BRISTOL, Conn. — Back on Monday afternoon, the Lincoln All-Stars suffered their first and only defeat of this long summer, an 8-1 decision to South Burlington, Vt., and they didn’t look good doing it.
The previously-unbeaten squad uncharacteristically struck out seven times and committed a pair of errors in the ugly 8-1 defeat, causing parents and others to state to skipper Matt Netto that the team appeared downtrodden, like they didn’t care about being in their lofty position.
“We had a long talk that night while the kids were in their bunks; it was about 10:15 (p.m.), and we talked about who and what we were playing for,” Netto indicated. “I told them about all the blood, sweat and tears we had shed for this game.
“I mentioned some of the comments people had made, they seemed lackadaisical, like they didn’t want it, so I challenged them,” he added. “I told them about a very dear friend of mine, Jason Abraham (who died tragically at age 18), a kid I (once) played against in Lincoln Little League. I talked to them about how your friends will always be there for you, and you should be there for them.
“I also said that moments like these, you’ll remember them for the rest of your life, and you want to remember it as being there for your friends.

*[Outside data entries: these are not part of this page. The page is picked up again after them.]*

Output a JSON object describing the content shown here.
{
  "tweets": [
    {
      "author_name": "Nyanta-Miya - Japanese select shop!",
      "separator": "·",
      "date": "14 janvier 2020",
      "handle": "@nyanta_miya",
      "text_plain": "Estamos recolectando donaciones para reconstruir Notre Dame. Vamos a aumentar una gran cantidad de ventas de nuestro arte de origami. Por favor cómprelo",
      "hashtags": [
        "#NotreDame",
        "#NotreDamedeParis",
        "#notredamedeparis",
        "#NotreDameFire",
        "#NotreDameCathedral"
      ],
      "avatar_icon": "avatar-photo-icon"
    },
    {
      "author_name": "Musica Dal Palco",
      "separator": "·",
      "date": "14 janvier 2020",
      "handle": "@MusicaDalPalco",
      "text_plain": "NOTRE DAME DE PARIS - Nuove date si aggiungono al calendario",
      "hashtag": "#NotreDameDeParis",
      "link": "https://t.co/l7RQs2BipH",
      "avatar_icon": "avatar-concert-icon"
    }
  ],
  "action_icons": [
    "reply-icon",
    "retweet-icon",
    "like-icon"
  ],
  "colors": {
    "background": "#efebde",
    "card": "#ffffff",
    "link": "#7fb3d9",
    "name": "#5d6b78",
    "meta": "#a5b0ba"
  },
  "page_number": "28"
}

I said they needed to support them, and this is the time to do that. I told them I coach for Jay.”
First baseman/left fielder Steve Andrews went to sleep that night pondering his mentor’s statements – that they needed to play with emotion and passion, and it more than showed in a Little League New England Regional Tournament semifinal on Thursday morning.
Trailing 2-1 in the top half of the fifth inning, Andrews bashed a three-run blast over the scoreboard in straightaway center field to ignite Lincoln’s beyond-thrilling 5-2 triumph over this same South Burlington squad at Breen Field.
“It was pretty emotional,” Andrews stated softly after the contest, one that pushed the All-Stars to within one victory of a trip to Williamsport. “I didn’t know who Jason Abraham was, but – the more he talked about him – I decided to play for him, too. After all, Matt coaches for Jay, and I play for Matt, so I thought that was what I should do.”
Zarek Larisa, who earned the save for eventual winning pitcher Kyle Marrapese, described further how the soliloquies (Netto did the same Wednesday night) affected him. He mentioned Cory Burke, a King Philip Little League player (of Bristol, R.I.) who has been diagnosed with bone cancer, and was honored for his fight, not to mention presence, at the state tourney held in Cranston.
“I thought about him, and how badly he wanted to play this year but couldn’t,” Larisa said. “I know he affected his (All-Star) team, that they wanted to win the states for him, just like Coach did for Jay. I figured, ‘Coach’s friend sounds like Cory,’ so I wanted to play harder.”
Offered Marrapese: “It affected us a lot. Coach wanted us to play with emotion, with passion, to get more enthusiastic when we do something good. I wanted to do that for him, and also all of my teammates.”
Netto also preached after that crushing blow on Monday his kids could overcome.
“I wanted them to play not just for themselves but their parents, their brothers and sisters, all their friends, the town of Lincoln, everyone who they loved,” he stated. “We talked about being a family, but we talked about that a long time ago, too.
“This game was all about enthusiasm and spirit,” he added. “I couldn’t be prouder of these kids. They responded right when they needed to.”
The locals still have one major hurdle remaining. Come Saturday night, Lincoln will square off against undefeated and top seed Westport, Conn. The game can be seen on ESPN beginning at 7 o’clock.